Another notable moment comes in Part 3, where a viewer would likely assume that there’s nothing left to say, as both Clinton and her husband, Bill, reflect on the lasting damage of his extramarital affair with Monica Lewinsky in the mid-1990s, while he was president. Interviewed about this separately, the couple fall back on many of the things they’ve said before (Bill: “It was awful, what I did”; Hillary: “I was so angry”), but their faces and mannerisms, even now, seem to say what words cannot.
His hands and voice still tremble as he explains his “personal baggage” and the level of counseling it took for him to truly see himself. Her eyes fix on a faraway corner as she explains her reaction, her decisions, her defense of him: As a talented young attorney who had worked on the impeachment hearings of another president – Richard Nixon – she knew Bill’s transgressions were not impeachable offenses.
The other reason? The love story that still exists in there, somehow? Hillary can offer no more than what should seem plain: She stayed because she decided to stay. (“I was so grateful that she thought we had enough to stick it out,” Bill said. “God knows the burden she paid for that.”)

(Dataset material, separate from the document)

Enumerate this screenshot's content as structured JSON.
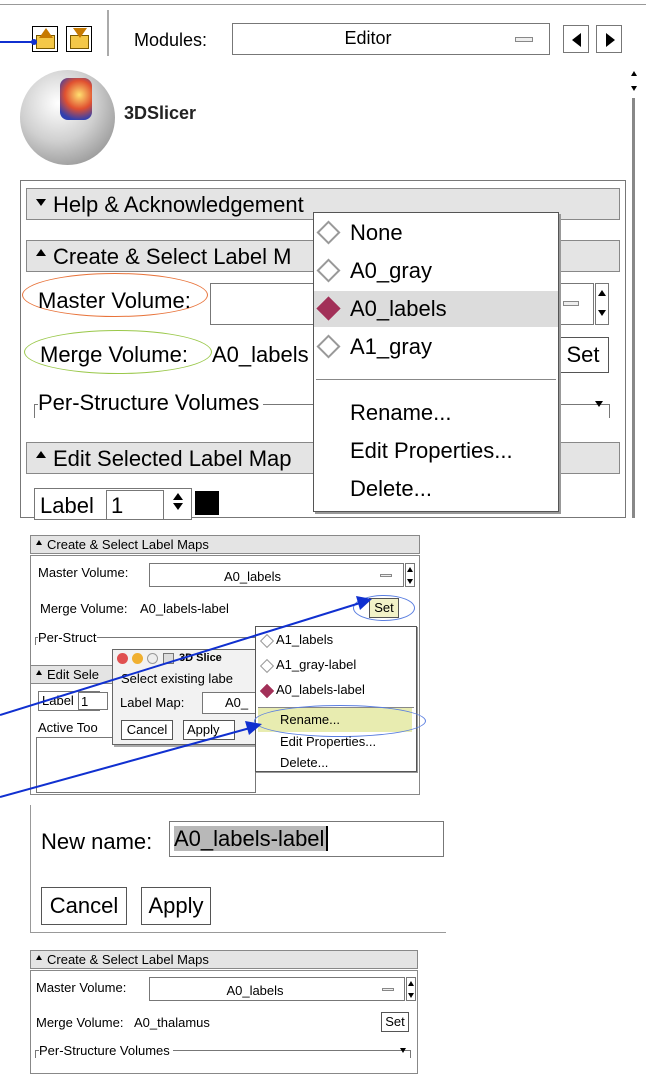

Burstein is not here simply to commiserate or adulate, though the film necessarily serves measures of both. She thoughtfully and concisely weaves the backstage campaign efforts with Clinton’s biography – starting with the overachieving Methodist teen in Illinois, who accepts losing the student council presidency to a popular boy by dutifully doing all the student council work for him; the galvanizing Wellesley student who follows a Republican senator’s patronizing commencement address with her own stirring message of liberation. One can’t help but think of what might have been if she’d never met what’s-his-name and followed him to Little Rock.
That she did took a sort of courage and stamina that defies explanation, though Burstein gets a raft of Clinton’s past and current friends and associates to take turns at cracking the mystique. Many of them – Jennifer Palmieri, Lisa Caputo, Paul Begala – are eloquent, forthcoming, sympathetic and even archly funny about this woman they know and love. Clinton herself is relaxed, open and, well, just the sort of person pollsters and pundits kept saying she should be. Anyone who can’t stand Clinton – and never will – won’t make it past the first hour.

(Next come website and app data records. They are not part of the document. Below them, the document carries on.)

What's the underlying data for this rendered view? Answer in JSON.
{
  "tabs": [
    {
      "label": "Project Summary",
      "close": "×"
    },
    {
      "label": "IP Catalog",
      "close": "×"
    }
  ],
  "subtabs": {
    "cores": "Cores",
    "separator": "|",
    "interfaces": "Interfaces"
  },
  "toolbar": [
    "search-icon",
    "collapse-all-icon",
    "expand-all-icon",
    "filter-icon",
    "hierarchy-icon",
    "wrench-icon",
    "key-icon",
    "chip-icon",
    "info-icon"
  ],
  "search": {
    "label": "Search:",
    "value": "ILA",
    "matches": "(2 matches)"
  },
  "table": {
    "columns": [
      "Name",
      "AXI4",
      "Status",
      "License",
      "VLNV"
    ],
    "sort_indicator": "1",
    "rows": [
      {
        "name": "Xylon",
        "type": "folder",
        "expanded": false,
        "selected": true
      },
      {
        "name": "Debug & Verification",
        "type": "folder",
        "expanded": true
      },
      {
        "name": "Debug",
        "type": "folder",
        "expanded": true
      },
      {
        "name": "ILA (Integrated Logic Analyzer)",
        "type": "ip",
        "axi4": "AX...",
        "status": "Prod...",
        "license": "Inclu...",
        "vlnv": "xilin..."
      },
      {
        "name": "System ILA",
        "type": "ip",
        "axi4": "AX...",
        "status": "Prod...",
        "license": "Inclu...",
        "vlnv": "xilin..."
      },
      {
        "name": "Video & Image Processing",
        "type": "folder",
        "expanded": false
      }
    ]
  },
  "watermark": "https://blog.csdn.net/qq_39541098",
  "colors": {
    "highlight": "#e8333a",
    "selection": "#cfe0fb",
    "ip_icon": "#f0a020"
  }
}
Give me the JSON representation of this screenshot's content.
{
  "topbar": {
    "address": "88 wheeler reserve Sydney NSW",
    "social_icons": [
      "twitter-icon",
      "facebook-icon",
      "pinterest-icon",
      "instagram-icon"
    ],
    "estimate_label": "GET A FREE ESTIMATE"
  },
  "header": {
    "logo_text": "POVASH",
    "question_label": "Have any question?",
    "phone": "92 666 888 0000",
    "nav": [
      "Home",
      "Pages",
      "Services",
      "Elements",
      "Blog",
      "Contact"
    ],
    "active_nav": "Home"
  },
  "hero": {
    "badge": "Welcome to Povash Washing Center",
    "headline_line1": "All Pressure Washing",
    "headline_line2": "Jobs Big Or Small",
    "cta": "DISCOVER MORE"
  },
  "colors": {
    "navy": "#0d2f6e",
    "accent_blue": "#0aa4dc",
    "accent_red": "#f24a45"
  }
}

Nothing comes up that cannot be explained, usually with the truth that’s always been out there: Whitewater, Vince Foster, Benghazi, But-Her-Emails. Burstein deserves a prize for narrative economy, recounting these events (many of which still drag on) with brief but brutal efficiency, reducing them to their factual essence and calling up as many news clips as it takes to show how poorly Clinton fared in the court of public opinion.
Revisiting the 2016 outcome is painful for everyone involved – and the candidate more than accepts her share of the blame for the loss. But in Clinton’s defeat, Burstein finds a blossoming field of empowerment, outrage and emerging leadership. On this side of the #MeToo movement, it’s a more-than- suitable epilogue; it’s a step up to a rightful place in history. The woman that America never seemed to like enough was correct all along: It wasn’t really about her.